This means that financial institutions, such as banks, are not enforced to treat their customers on a truly equal basis by regulators.
Where does this lead?
Researchers from the Iowa State University studied national mortgage data from 1990 to 2015. The patterns they found were surprising – and not in a positive way. The mortgage approval rate for same-sex couples was 3-8% lower compared to heterosexual couples applying for mortgages.
They also studied the correlation between applicants’ socio-economic backgrounds, such as work history and creditworthiness. Similarly, same-sex couples were 73%more likely to be denied than heterosexual couples with the same background.
“The difference in finance fees averaged less than 0.5 percent, but when combined, added up to as much as $86 million annually,”say the co-authors of the study, Hua Sun and Lei Gao.
What opportunities do we have to change the situation?
Of course, we can push for the policies to be enforced by law. We know that there is some action happening. For example, the 2015 Supreme Court of the United States ruling codified the fundamental right for same-sex couples to marry in all 50 states. However, the legal process is often slow and gradual.
It is not an exaggeration to say that within financial institutions, the pace of change is often even more sluggish than in the public sector. Therefore, we should look to take more control of our own volition. We simply cannot afford to wait for the government to take the necessary steps. We need to take action on our own, as a community.
Building our bank, based on equal rules
It is an enormous effort for legacy banks to act on changes to internal processes and product rules, particularly at speed. That’s why we need smaller, more agile and modern banks which can be built based on the needs of specific niche groups. We need an LGBTQ+ bank that is created for and cares for the specific demands of the community, and enables people to live equal lives.

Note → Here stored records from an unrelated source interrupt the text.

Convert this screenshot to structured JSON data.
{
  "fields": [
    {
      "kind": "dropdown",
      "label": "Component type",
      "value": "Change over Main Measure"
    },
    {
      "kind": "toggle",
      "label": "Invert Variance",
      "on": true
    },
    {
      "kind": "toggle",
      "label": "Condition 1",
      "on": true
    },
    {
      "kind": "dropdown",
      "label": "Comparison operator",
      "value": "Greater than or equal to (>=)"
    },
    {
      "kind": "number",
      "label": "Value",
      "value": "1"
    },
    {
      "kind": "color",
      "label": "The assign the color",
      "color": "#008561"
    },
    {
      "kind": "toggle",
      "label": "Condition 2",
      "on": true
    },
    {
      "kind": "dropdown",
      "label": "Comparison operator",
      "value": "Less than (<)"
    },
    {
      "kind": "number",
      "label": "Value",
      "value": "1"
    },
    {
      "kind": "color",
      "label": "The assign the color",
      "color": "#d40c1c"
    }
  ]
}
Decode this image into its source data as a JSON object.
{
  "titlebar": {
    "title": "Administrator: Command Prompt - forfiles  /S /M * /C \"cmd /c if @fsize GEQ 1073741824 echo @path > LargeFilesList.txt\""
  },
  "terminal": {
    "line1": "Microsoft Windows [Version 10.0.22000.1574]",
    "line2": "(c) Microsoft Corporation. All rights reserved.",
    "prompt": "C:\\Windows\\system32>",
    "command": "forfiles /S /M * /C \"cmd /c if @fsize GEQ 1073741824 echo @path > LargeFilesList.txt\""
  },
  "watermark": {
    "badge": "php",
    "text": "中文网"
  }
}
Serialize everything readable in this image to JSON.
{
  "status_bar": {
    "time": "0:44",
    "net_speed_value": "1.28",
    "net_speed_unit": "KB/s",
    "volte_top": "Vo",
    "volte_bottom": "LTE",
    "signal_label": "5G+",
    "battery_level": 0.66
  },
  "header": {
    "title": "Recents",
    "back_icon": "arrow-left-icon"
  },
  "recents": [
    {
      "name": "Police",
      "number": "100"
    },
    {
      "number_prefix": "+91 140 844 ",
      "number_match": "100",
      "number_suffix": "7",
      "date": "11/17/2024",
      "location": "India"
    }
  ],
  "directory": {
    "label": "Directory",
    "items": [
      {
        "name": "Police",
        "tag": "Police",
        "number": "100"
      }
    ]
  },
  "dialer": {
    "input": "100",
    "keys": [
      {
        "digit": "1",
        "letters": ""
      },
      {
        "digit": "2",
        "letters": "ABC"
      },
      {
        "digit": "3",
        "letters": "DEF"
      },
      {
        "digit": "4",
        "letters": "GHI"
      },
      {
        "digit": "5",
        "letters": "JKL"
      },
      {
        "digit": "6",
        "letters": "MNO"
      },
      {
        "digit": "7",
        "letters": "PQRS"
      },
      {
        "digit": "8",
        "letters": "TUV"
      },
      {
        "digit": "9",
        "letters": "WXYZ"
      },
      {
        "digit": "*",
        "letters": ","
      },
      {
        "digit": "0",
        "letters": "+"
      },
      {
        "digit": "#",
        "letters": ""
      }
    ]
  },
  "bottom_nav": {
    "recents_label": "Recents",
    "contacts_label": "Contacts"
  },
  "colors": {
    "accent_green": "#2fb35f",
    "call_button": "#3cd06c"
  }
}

If you feel that the current state of the world needs to change, if you think that action needs to be taken, then join us on the way to building a bank specifically for you. Join us at Daylight.